Kathy Hansen of QuintCareers offers an interesting
novel way of thinking about how to figure out
- recent grads want to do in their careers
- changes mid-career people might look at
- realms of investigations mature chemists and
In an engaging note she reviews how storytelling
might be used to define your life.
A brief abstract is
“… long periods of training, a shortage of
academic jobs, and intense competition for
This academics’ oriented journal points out
wide swings in research funding, slower
responding university staffing, hiring and
adjustment to functional realities (number of
students, specialization, requirements for
completing degrees, post-docs, facilities,
and more.) makes it challenging to
succeed in academic roles.
The article offers directions for dealing with
these conditions that have been “felt” for some
time with the known outcomes many people
Although the article points out that the
“American Chemical Society made suggestions
in 1947 that largely mirror the most recent studies,
including proposals to improve mentoring, to
avoid narrow specialization, and to prepare
students for careers in industry.”
As we know, all fields and realms of
employment (academe, entrepreneurial,
government, and industry) have stresses
and the trends to have professional
development skills be part of the
training advanced degree professionals
receive is realistic, if not needed.
The funny part of all this is that some
people felt this many years ago and are
waiting for someone else to do it….
It would seem to be a professional
responsibility not only to point this out,
also provide the supporting information,

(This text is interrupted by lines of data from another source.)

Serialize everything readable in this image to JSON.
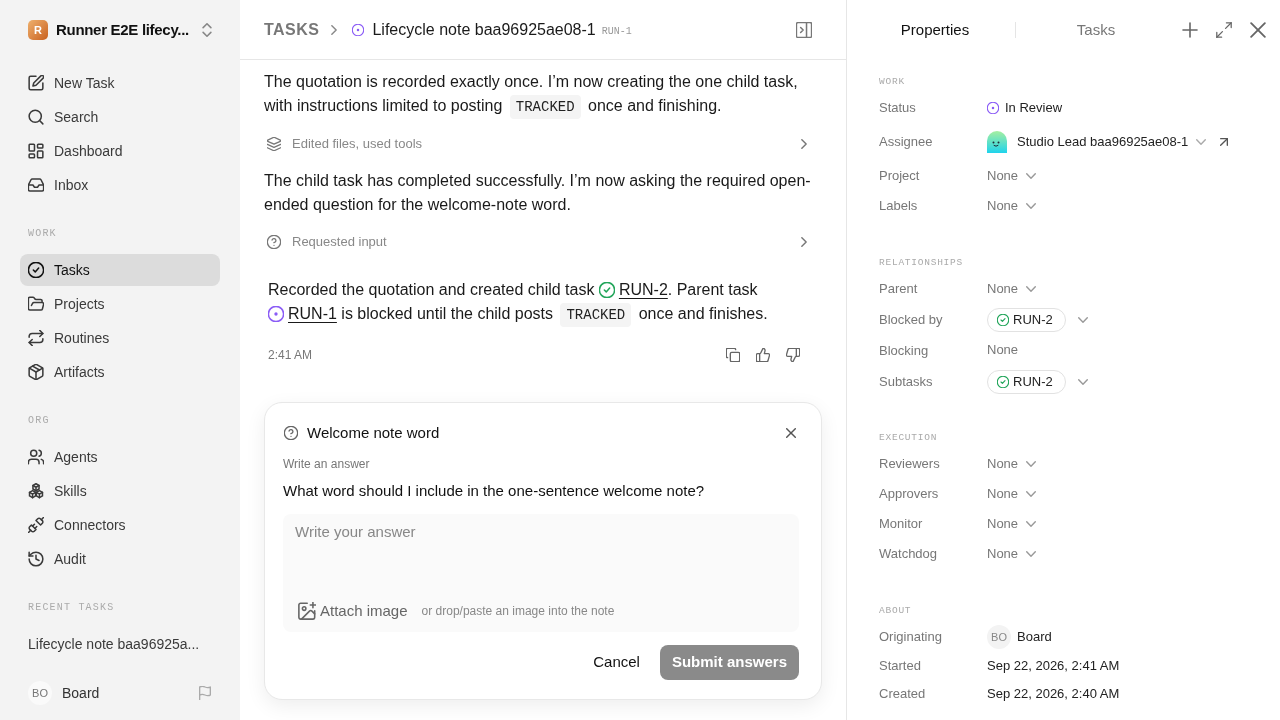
{
  "sidebar": {
    "workspace": {
      "initial": "R",
      "name": "Runner E2E lifecy..."
    },
    "sections": [
      {
        "kind": "nav",
        "items": [
          {
            "label": "New Task",
            "selected": false
          },
          {
            "label": "Search",
            "selected": false
          },
          {
            "label": "Dashboard",
            "selected": false
          },
          {
            "label": "Inbox",
            "selected": false
          }
        ]
      },
      {
        "kind": "nav",
        "heading": "WORK",
        "items": [
          {
            "label": "Tasks",
            "selected": true
          },
          {
            "label": "Projects",
            "selected": false
          },
          {
            "label": "Routines",
            "selected": false
          },
          {
            "label": "Artifacts",
            "selected": false
          }
        ]
      },
      {
        "kind": "nav",
        "heading": "ORG",
        "items": [
          {
            "label": "Agents",
            "selected": false
          },
          {
            "label": "Skills",
            "selected": false
          },
          {
            "label": "Connectors",
            "selected": false
          },
          {
            "label": "Audit",
            "selected": false
          }
        ]
      },
      {
        "kind": "recent",
        "heading": "RECENT TASKS",
        "items": [
          {
            "label": "Lifecycle note baa96925a...",
            "selected": false
          }
        ]
      }
    ],
    "user": {
      "initials": "BO",
      "name": "Board"
    }
  },
  "main": {
    "breadcrumb": {
      "section": "TASKS",
      "title": "Lifecycle note baa96925ae08-1",
      "id": "RUN-1",
      "done": false
    },
    "thread": [
      {
        "kind": "message",
        "parts": [
          {
            "kind": "text",
            "text": "The quotation is recorded exactly once. I’m now creating the one child task, with instructions limited to posting "
          },
          {
            "kind": "code",
            "text": "TRACKED"
          },
          {
            "kind": "text",
            "text": " once and finishing."
          }
        ]
      },
      {
        "kind": "tools",
        "label": "Edited files, used tools"
      },
      {
        "kind": "message",
        "parts": [
          {
            "kind": "text",
            "text": "The child task has completed successfully. I’m now asking the required open-ended question for the welcome-note word."
          }
        ]
      },
      {
        "kind": "input_request",
        "label": "Requested input"
      },
      {
        "kind": "reply",
        "time": "2:41 AM",
        "parts": [
          {
            "kind": "text",
            "text": "Recorded the quotation and created child task "
          },
          {
            "kind": "task_link",
            "id": "RUN-2",
            "done": true
          },
          {
            "kind": "text",
            "text": ". Parent task "
          },
          {
            "kind": "task_link",
            "id": "RUN-1",
            "done": false
          },
          {
            "kind": "text",
            "text": " is blocked until the child posts "
          },
          {
            "kind": "code",
            "text": "TRACKED"
          },
          {
            "kind": "text",
            "text": " once and finishes."
          }
        ]
      }
    ],
    "question_card": {
      "title": "Welcome note word",
      "mode": "Write an answer",
      "question": "What word should I include in the one-sentence welcome note?",
      "answer": {
        "placeholder": "Write your answer"
      },
      "attach": {
        "label": "Attach image",
        "hint": "or drop/paste an image into the note"
      },
      "buttons": [
        {
          "label": "Cancel",
          "kind": "secondary",
          "disabled": false
        },
        {
          "label": "Submit answers",
          "kind": "primary",
          "disabled": true
        }
      ]
    }
  },
  "properties": {
    "tabs": [
      {
        "label": "Properties",
        "selected": true
      },
      {
        "label": "Tasks",
        "selected": false
      }
    ],
    "sections": [
      {
        "heading": "WORK",
        "rows": [
          {
            "label": "Status",
            "kind": "status",
            "value": "In Review",
            "done": false
          },
          {
            "label": "Assignee",
            "kind": "agent",
            "value": "Studio Lead baa96925ae08-1"
          },
          {
            "label": "Project",
            "kind": "select",
            "value": "None"
          },
          {
            "label": "Labels",
            "kind": "select",
            "value": "None"
          }
        ]
      },
      {
        "heading": "RELATIONSHIPS",
        "rows": [
          {
            "label": "Parent",
            "kind": "select",
            "value": "None"
          },
          {
            "label": "Blocked by",
            "kind": "task_pills",
            "tasks": [
              {
                "id": "RUN-2",
                "done": true
              }
            ]
          },
          {
            "label": "Blocking",
            "kind": "text",
            "value": "None"
          },
          {
            "label": "Subtasks",
            "kind": "task_pills",
            "tasks": [
              {
                "id": "RUN-2",
                "done": true
              }
            ]
          }
        ]
      },
      {
        "heading": "EXECUTION",
        "rows": [
          {
            "label": "Reviewers",
            "kind": "select",
            "value": "None"
          },
          {
            "label": "Approvers",
            "kind": "select",
            "value": "None"
          },
          {
            "label": "Monitor",
            "kind": "select",
            "value": "None"
          },
          {
            "label": "Watchdog",
            "kind": "select",
            "value": "None"
          }
        ]
      },
      {
        "heading": "ABOUT",
        "rows": [
          {
            "label": "Originating",
            "kind": "user",
            "initials": "BO",
            "value": "Board"
          },
          {
            "label": "Started",
            "kind": "date",
            "value": "Sep 22, 2026, 2:41 AM"
          },
          {
            "label": "Created",
            "kind": "date",
            "value": "Sep 22, 2026, 2:40 AM"
          }
        ]
      }
    ]
  }
}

and take specific steps to address
this head on.
How should this be done?
At what level would it be effective?
What would it look like?